EXERCISE DESCRIPTION
Write out all of the records precisely. Skip anything that is a picture.

[Entries from a dataset of interfaces]
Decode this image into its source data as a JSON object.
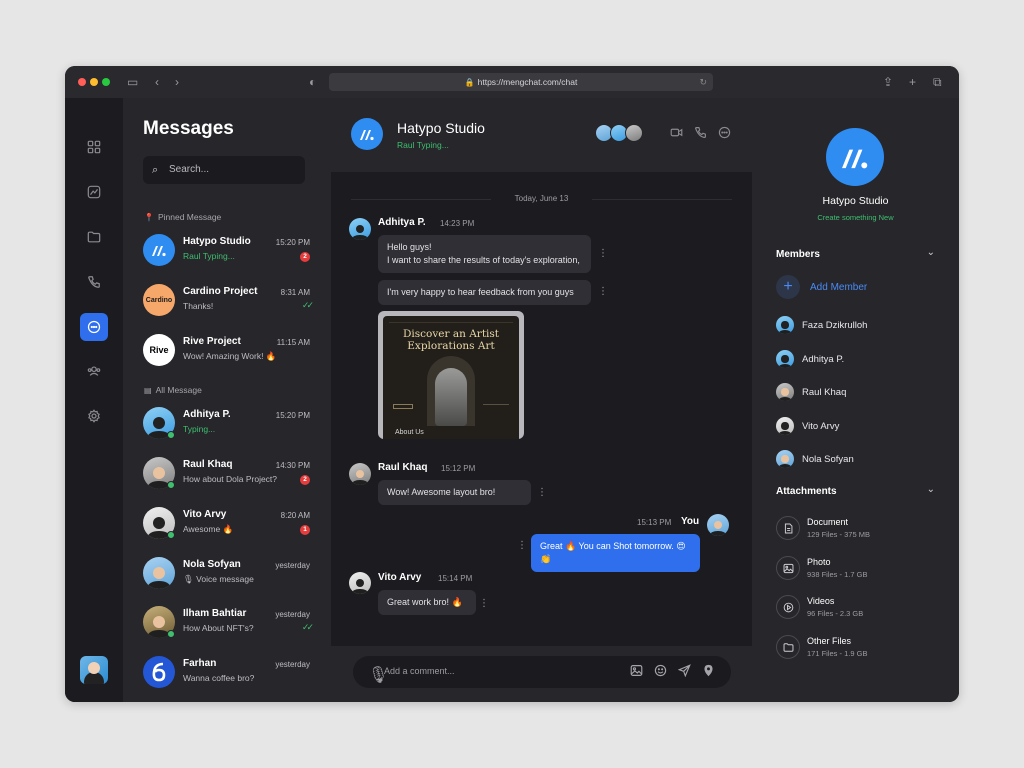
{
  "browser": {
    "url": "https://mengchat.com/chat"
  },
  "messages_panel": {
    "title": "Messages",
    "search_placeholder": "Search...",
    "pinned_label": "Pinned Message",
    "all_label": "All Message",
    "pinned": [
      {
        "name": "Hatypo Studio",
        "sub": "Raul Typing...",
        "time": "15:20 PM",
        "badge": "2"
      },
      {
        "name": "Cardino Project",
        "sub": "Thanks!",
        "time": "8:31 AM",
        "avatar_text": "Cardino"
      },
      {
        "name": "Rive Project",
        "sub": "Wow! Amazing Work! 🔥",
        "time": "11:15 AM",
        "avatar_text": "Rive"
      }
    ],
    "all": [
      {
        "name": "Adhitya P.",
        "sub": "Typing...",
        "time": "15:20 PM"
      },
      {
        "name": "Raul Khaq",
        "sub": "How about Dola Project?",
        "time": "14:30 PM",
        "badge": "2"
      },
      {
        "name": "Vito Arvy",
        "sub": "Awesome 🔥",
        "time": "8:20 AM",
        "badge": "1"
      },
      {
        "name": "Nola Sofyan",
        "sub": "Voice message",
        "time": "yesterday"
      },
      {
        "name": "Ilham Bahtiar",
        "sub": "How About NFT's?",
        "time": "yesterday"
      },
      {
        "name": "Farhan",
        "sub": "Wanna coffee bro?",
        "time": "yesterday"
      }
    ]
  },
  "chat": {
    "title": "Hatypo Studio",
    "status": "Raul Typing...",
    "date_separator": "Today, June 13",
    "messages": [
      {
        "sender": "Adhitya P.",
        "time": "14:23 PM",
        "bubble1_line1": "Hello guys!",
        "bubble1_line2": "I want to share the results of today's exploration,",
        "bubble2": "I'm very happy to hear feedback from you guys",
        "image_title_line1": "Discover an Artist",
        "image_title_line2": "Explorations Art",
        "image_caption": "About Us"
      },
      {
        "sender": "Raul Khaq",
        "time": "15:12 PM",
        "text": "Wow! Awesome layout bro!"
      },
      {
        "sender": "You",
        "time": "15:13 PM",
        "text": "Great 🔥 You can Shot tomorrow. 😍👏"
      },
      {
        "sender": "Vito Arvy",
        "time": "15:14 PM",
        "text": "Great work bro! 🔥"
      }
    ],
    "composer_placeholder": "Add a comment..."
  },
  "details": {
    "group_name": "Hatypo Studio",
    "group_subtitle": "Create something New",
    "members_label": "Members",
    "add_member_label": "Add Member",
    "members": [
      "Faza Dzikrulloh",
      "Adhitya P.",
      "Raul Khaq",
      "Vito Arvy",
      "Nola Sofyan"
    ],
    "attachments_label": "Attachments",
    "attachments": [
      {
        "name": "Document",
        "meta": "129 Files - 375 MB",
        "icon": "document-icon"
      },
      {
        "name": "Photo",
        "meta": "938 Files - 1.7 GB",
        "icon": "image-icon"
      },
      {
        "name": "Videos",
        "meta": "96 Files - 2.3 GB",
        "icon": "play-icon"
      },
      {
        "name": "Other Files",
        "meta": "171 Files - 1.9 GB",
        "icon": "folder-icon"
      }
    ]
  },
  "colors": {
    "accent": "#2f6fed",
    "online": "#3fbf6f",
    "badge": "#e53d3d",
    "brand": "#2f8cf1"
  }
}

RESPONSE FOR THIS EXERCISE
Decode this image into its source data as a JSON object.
{
  "browser": {
    "url": "https://mengchat.com/chat"
  },
  "messages_panel": {
    "title": "Messages",
    "search_placeholder": "Search...",
    "pinned_label": "Pinned Message",
    "all_label": "All Message",
    "pinned": [
      {
        "name": "Hatypo Studio",
        "sub": "Raul Typing...",
        "time": "15:20 PM",
        "badge": "2"
      },
      {
        "name": "Cardino Project",
        "sub": "Thanks!",
        "time": "8:31 AM",
        "avatar_text": "Cardino"
      },
      {
        "name": "Rive Project",
        "sub": "Wow! Amazing Work! 🔥",
        "time": "11:15 AM",
        "avatar_text": "Rive"
      }
    ],
    "all": [
      {
        "name": "Adhitya P.",
        "sub": "Typing...",
        "time": "15:20 PM"
      },
      {
        "name": "Raul Khaq",
        "sub": "How about Dola Project?",
        "time": "14:30 PM",
        "badge": "2"
      },
      {
        "name": "Vito Arvy",
        "sub": "Awesome 🔥",
        "time": "8:20 AM",
        "badge": "1"
      },
      {
        "name": "Nola Sofyan",
        "sub": "Voice message",
        "time": "yesterday"
      },
      {
        "name": "Ilham Bahtiar",
        "sub": "How About NFT's?",
        "time": "yesterday"
      },
      {
        "name": "Farhan",
        "sub": "Wanna coffee bro?",
        "time": "yesterday"
      }
    ]
  },
  "chat": {
    "title": "Hatypo Studio",
    "status": "Raul Typing...",
    "date_separator": "Today, June 13",
    "messages": [
      {
        "sender": "Adhitya P.",
        "time": "14:23 PM",
        "bubble1_line1": "Hello guys!",
        "bubble1_line2": "I want to share the results of today's exploration,",
        "bubble2": "I'm very happy to hear feedback from you guys",
        "image_title_line1": "Discover an Artist",
        "image_title_line2": "Explorations Art",
        "image_caption": "About Us"
      },
      {
        "sender": "Raul Khaq",
        "time": "15:12 PM",
        "text": "Wow! Awesome layout bro!"
      },
      {
        "sender": "You",
        "time": "15:13 PM",
        "text": "Great 🔥 You can Shot tomorrow. 😍👏"
      },
      {
        "sender": "Vito Arvy",
        "time": "15:14 PM",
        "text": "Great work bro! 🔥"
      }
    ],
    "composer_placeholder": "Add a comment..."
  },
  "details": {
    "group_name": "Hatypo Studio",
    "group_subtitle": "Create something New",
    "members_label": "Members",
    "add_member_label": "Add Member",
    "members": [
      "Faza Dzikrulloh",
      "Adhitya P.",
      "Raul Khaq",
      "Vito Arvy",
      "Nola Sofyan"
    ],
    "attachments_label": "Attachments",
    "attachments": [
      {
        "name": "Document",
        "meta": "129 Files - 375 MB",
        "icon": "document-icon"
      },
      {
        "name": "Photo",
        "meta": "938 Files - 1.7 GB",
        "icon": "image-icon"
      },
      {
        "name": "Videos",
        "meta": "96 Files - 2.3 GB",
        "icon": "play-icon"
      },
      {
        "name": "Other Files",
        "meta": "171 Files - 1.9 GB",
        "icon": "folder-icon"
      }
    ]
  },
  "colors": {
    "accent": "#2f6fed",
    "online": "#3fbf6f",
    "badge": "#e53d3d",
    "brand": "#2f8cf1"
  }
}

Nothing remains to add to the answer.